Mississippi state Sen. Chris McDaniel is expected to mount a conservative primary challenge to Republican Sen. Roger Wicker, setting in motion an intraparty battle from a Tea Party challenger who nearly knocked off an incumbent four years ago.
In a Facebook Live video Monday night, McDaniel didn't officially announce his candidacy. But he did invite supporters to a rally he's holding on Wednesday afternoon in his hometown, admitting that, "I think you can probably read between the lines as to why I would be holding an event."
"We're looking for a fight, and I can't wait for you to be on my team again," McDaniel previewed.
In 2014, the Tea Party acolyte challenged longtime GOP Sen. Thad Cochran in what devolved into a particularly nasty primary fight. During that campaign, a McDaniel supporter snuck into the nursing home room of Cochran's bedridden wife, who had dementia, and posted the photos online. McDaniel denied any connection, but the tone of the bruising race was set.
McDaniel actually topped Cochran in the first primary election, but because he didn't get a majority of the vote, the two met later in a runoff. After national Republicans sounded the alarm over Cochran's floundering campaign, and with the help of crossover Democratic voters, the incumbent did eventually prevail.
McDaniel alluded to that rough race on Monday in his online video, and admitted it did give him pause on whether or not to run again.
"It's only natural, after some of the things that we went through in 2014, and the nature of the present political environment, whenever a person has strong positions and takes strong stances, sometimes that person has to pay a terrible price," McDaniel said. "And because of that, there is always some trepidation, some hesitation about big decisions."
McDaniel has long teased a run, but had to make a decision ahead of Thursday's filing deadline in the state. Part of his seeming indecision appears to have stemmed from the prospect possibly two races to choose from in 2018. There have been rumors that Cochran, who has been battling health issues, could step down and trigger a special election. That race for an open seat would be much easier than taking on another entrenched incumbent like Wicker.
But, unlike Cochran four years ago, Wicker appears to be well-heeled for a fight. He has over $4 million in his campaign account, has been a loyal supporter of President Trump, and he led the GOP's Senate campaign arm in 2016 when they kept their critical majority. On Monday, Wicker released one campaign ad featuring an endorsement from state senator who supported McDaniel during the last go-around.
McDaniel initially enjoyed the support of former Trump chief strategist Steve Bannon, as part of a plan to boost insurgent challengers to take out lawmakers who were loyal to Senate Majority Leader Mitch McConnell.
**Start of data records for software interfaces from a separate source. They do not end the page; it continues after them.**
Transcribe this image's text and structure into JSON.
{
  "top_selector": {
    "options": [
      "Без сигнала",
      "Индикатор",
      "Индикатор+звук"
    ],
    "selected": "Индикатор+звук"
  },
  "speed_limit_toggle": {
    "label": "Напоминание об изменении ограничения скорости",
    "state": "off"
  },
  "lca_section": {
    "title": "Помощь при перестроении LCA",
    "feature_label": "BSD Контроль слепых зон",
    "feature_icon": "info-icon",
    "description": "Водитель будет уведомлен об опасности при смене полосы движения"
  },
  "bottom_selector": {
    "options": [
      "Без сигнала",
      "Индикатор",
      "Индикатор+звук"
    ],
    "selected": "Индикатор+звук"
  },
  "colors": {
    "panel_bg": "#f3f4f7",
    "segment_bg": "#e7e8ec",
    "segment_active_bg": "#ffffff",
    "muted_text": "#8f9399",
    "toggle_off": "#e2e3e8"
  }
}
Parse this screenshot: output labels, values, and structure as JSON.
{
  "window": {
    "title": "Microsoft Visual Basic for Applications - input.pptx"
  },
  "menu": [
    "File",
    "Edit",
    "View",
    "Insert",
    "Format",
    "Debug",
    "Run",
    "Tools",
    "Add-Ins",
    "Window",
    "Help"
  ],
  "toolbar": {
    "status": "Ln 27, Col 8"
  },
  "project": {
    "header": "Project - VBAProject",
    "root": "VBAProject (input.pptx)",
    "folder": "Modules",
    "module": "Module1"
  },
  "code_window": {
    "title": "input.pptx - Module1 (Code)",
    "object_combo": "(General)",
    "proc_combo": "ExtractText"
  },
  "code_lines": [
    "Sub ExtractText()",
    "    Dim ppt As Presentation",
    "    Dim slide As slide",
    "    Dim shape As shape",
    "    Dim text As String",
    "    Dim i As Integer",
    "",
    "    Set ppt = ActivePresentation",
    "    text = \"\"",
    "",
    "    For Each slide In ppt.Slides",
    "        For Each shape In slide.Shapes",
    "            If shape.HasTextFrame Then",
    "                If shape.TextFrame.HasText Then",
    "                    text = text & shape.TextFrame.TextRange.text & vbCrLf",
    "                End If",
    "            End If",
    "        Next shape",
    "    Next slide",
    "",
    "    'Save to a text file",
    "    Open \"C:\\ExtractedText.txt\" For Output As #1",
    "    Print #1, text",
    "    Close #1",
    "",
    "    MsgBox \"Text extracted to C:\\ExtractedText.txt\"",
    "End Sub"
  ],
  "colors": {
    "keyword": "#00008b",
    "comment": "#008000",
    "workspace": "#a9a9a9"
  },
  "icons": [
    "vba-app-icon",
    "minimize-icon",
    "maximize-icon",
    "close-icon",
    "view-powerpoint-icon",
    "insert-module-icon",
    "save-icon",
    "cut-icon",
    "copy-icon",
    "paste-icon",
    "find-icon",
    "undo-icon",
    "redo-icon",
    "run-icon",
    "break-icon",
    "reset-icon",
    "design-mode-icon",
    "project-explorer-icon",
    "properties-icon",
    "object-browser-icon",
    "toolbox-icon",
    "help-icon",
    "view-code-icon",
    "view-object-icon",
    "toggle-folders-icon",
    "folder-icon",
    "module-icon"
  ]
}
But after Bannon's relationship with Trump and many conservatives imploded last year following disparaging comments he made about the president's son, that effort has also faded — and with it, any major lift McDaniel could have gotten from it.
"Before Trump, before Bannon, we were fighting to bring change to Washington," McDaniel told the Jackson Clarion-Ledger a few weeks ago. "Our original goal was to drain the swamp, and that hasn't changed."
McDaniel's entry makes Wicker at least the second GOP incumbent who's being challenged from the right. In Nevada, Sen. Dean Heller faces a primary from frequent candidate Danny Tarkanian. But in that race, if Tarkanian does beat Heller, it could have major repercussions in November because the general election will be an equally tough fight, since Nevada is the only state where a Republican is seeking reelection in a state Trump lost. If Tarkanian is the nominee, national Republicans expect they will lose that seat.
The stakes are less high in Mississippi if McDaniel — who begins as a heavy underdog — does somehow prevail. The Magnolia State went heavily for Trump in 2016, and Democrats have yet to convince a credible candidate who could appeal to disaffected Republicans — as now-Sen. Doug Jones did in neighboring Alabama — if there is a primary upset.
The other 2018 race that could see an intraparty squabble is in Tennessee. Last year, Sen. Bob Corker announced he wouldn't seek re-election, and Rep. Marsha Blackburn entered the race and quickly became the frontrunner. There were some concerns that a Blackburn nomination might make a race against former Democratic Gov. Phil Bredesen a competitive affair, while Corker could have easily won.
The incumbent has been reconsidering his decision to step aside in recent weeks. However, Blackburn has signaled she intends to remain in the race no matter what Corker decides, and many Republicans expect that if Corker — who has been highly critical of Trump in the past — does jump back in, he would easily lose to Blackburn.
In Arizona, Sen. Jeff Flake was going to face a tough, conservative primary fight that many assumed he would lose. Instead, Flake announced he wasn't seeking re-election.